- Exercise description: Give the data again exactly as written, skipping any pictures.

- Data for analysis:

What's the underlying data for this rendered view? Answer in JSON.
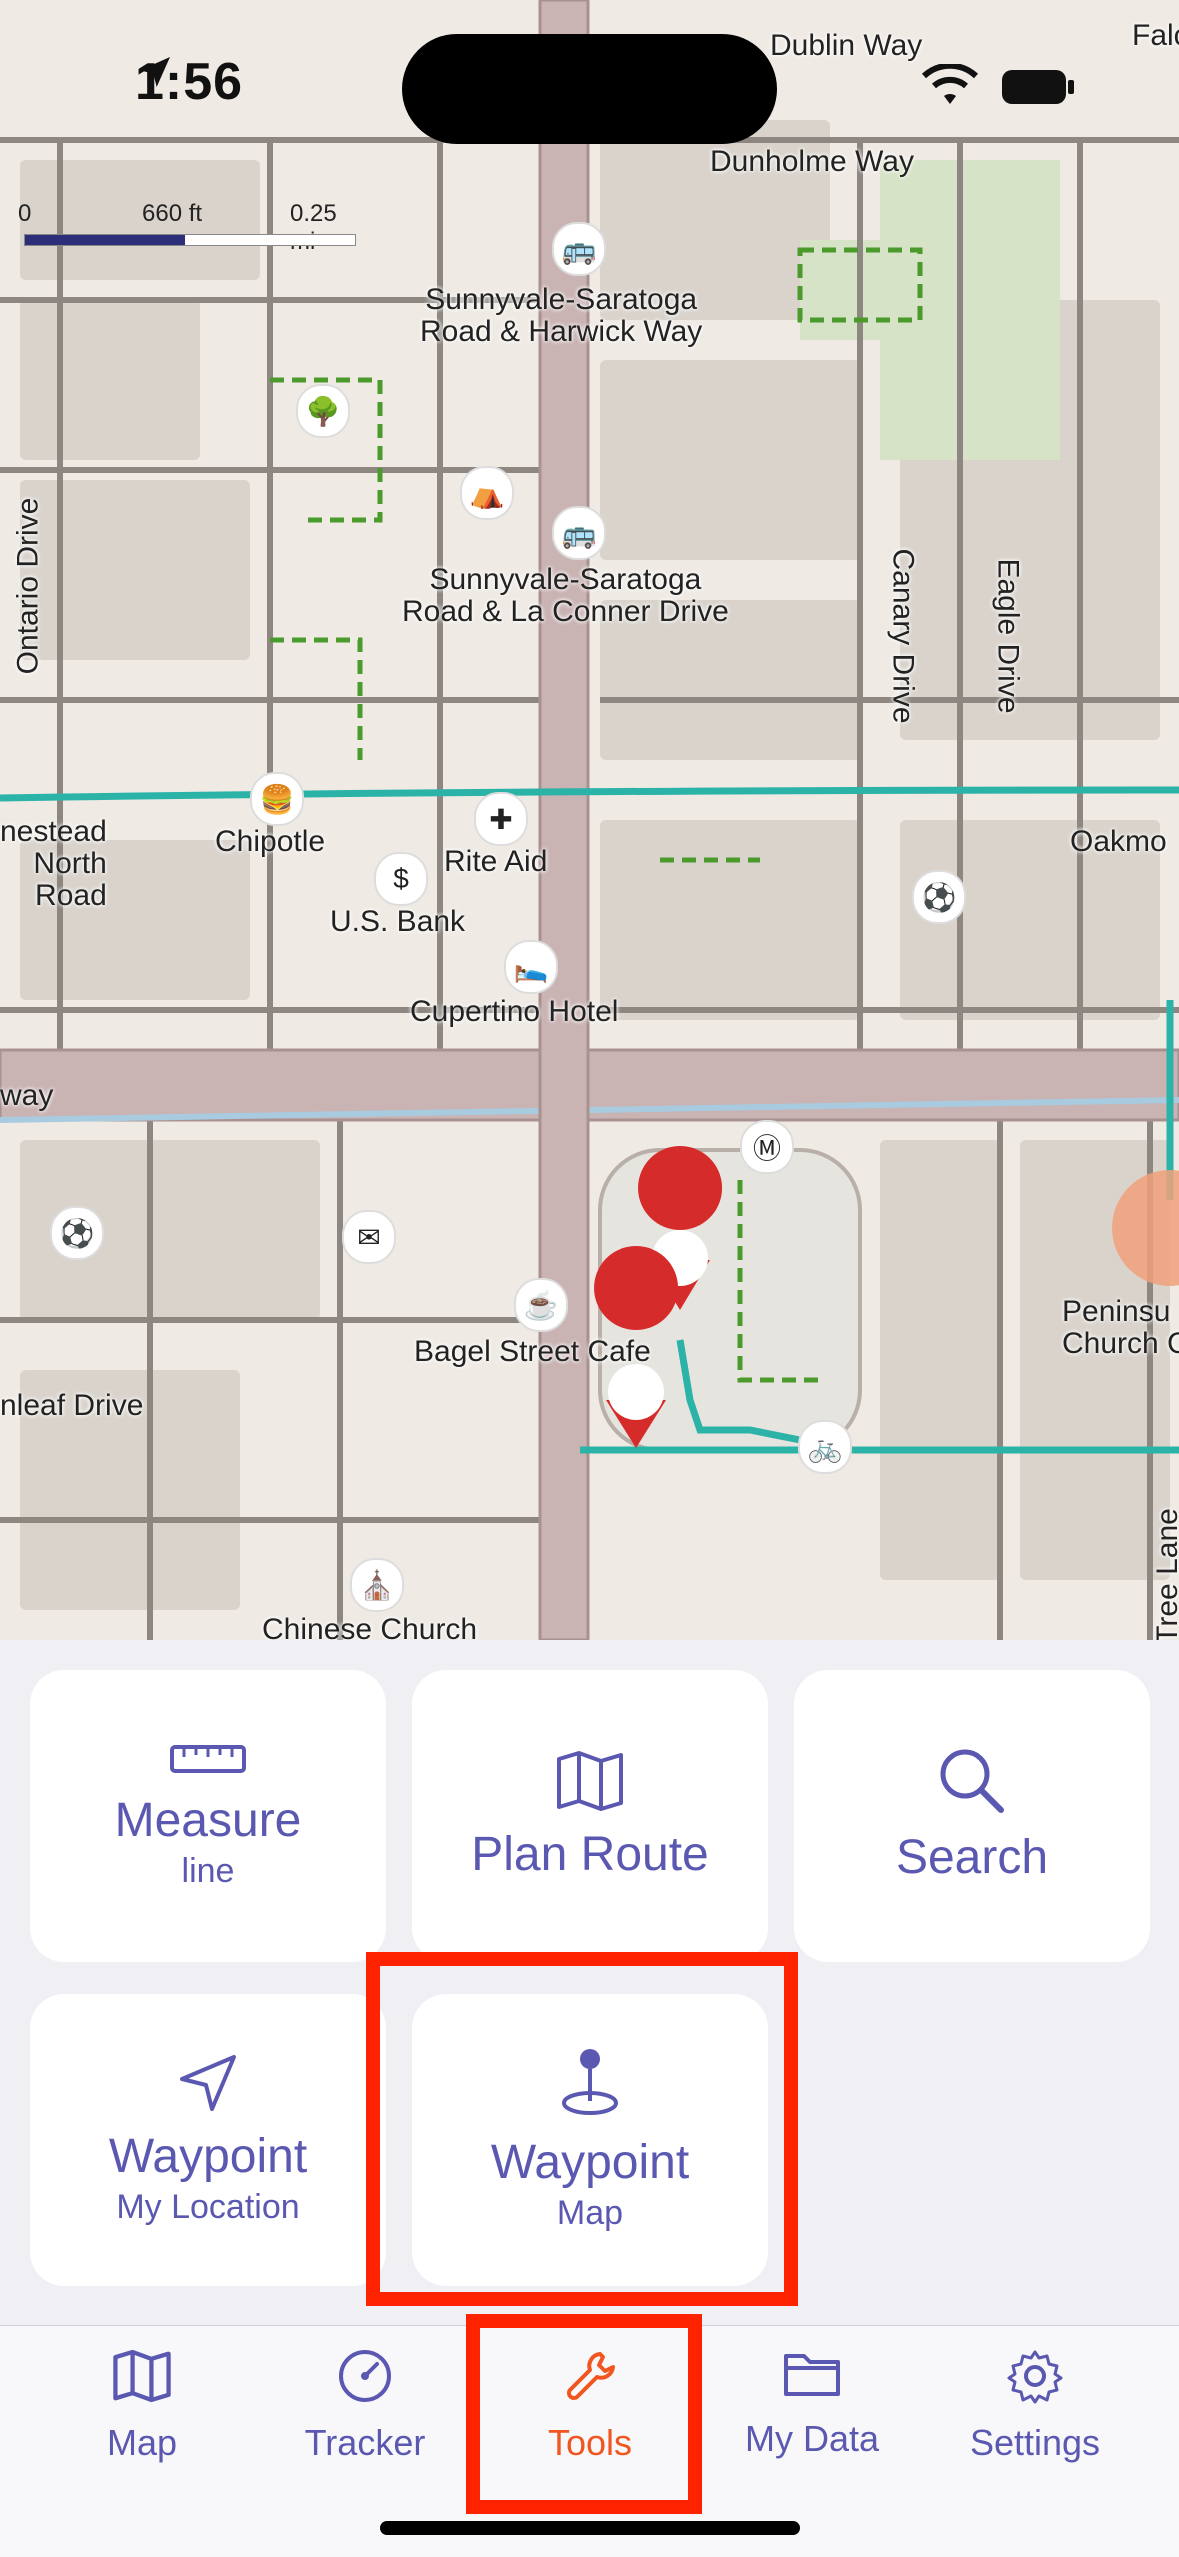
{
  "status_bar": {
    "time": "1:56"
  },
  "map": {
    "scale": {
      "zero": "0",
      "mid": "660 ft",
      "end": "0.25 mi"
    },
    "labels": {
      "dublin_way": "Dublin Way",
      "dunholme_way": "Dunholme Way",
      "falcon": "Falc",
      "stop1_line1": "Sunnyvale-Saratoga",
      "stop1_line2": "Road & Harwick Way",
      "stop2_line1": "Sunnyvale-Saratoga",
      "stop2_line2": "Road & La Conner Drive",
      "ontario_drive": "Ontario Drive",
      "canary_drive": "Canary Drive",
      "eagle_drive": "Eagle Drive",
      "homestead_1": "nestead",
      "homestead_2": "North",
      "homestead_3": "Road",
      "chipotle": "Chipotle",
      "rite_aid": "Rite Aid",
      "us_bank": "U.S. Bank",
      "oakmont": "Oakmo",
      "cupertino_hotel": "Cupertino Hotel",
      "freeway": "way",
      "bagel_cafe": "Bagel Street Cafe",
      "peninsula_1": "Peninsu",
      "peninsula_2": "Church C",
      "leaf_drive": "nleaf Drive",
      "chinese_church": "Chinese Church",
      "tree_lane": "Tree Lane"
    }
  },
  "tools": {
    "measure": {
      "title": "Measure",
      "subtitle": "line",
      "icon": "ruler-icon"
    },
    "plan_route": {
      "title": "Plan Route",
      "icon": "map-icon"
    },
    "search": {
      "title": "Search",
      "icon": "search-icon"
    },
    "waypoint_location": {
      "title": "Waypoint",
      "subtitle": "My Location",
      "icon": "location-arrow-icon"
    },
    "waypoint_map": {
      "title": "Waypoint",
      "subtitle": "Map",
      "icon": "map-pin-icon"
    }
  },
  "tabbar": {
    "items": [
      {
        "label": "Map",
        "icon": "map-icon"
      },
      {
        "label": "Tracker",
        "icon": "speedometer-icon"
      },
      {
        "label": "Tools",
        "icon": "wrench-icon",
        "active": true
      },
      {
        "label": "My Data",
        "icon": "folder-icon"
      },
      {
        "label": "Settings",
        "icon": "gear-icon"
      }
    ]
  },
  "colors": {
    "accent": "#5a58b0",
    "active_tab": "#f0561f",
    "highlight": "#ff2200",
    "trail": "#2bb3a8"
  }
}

- Answer for the task:
What's the underlying data for this rendered view? Answer in JSON.
{
  "status_bar": {
    "time": "1:56"
  },
  "map": {
    "scale": {
      "zero": "0",
      "mid": "660 ft",
      "end": "0.25 mi"
    },
    "labels": {
      "dublin_way": "Dublin Way",
      "dunholme_way": "Dunholme Way",
      "falcon": "Falc",
      "stop1_line1": "Sunnyvale-Saratoga",
      "stop1_line2": "Road & Harwick Way",
      "stop2_line1": "Sunnyvale-Saratoga",
      "stop2_line2": "Road & La Conner Drive",
      "ontario_drive": "Ontario Drive",
      "canary_drive": "Canary Drive",
      "eagle_drive": "Eagle Drive",
      "homestead_1": "nestead",
      "homestead_2": "North",
      "homestead_3": "Road",
      "chipotle": "Chipotle",
      "rite_aid": "Rite Aid",
      "us_bank": "U.S. Bank",
      "oakmont": "Oakmo",
      "cupertino_hotel": "Cupertino Hotel",
      "freeway": "way",
      "bagel_cafe": "Bagel Street Cafe",
      "peninsula_1": "Peninsu",
      "peninsula_2": "Church C",
      "leaf_drive": "nleaf Drive",
      "chinese_church": "Chinese Church",
      "tree_lane": "Tree Lane"
    }
  },
  "tools": {
    "measure": {
      "title": "Measure",
      "subtitle": "line",
      "icon": "ruler-icon"
    },
    "plan_route": {
      "title": "Plan Route",
      "icon": "map-icon"
    },
    "search": {
      "title": "Search",
      "icon": "search-icon"
    },
    "waypoint_location": {
      "title": "Waypoint",
      "subtitle": "My Location",
      "icon": "location-arrow-icon"
    },
    "waypoint_map": {
      "title": "Waypoint",
      "subtitle": "Map",
      "icon": "map-pin-icon"
    }
  },
  "tabbar": {
    "items": [
      {
        "label": "Map",
        "icon": "map-icon"
      },
      {
        "label": "Tracker",
        "icon": "speedometer-icon"
      },
      {
        "label": "Tools",
        "icon": "wrench-icon",
        "active": true
      },
      {
        "label": "My Data",
        "icon": "folder-icon"
      },
      {
        "label": "Settings",
        "icon": "gear-icon"
      }
    ]
  },
  "colors": {
    "accent": "#5a58b0",
    "active_tab": "#f0561f",
    "highlight": "#ff2200",
    "trail": "#2bb3a8"
  }
}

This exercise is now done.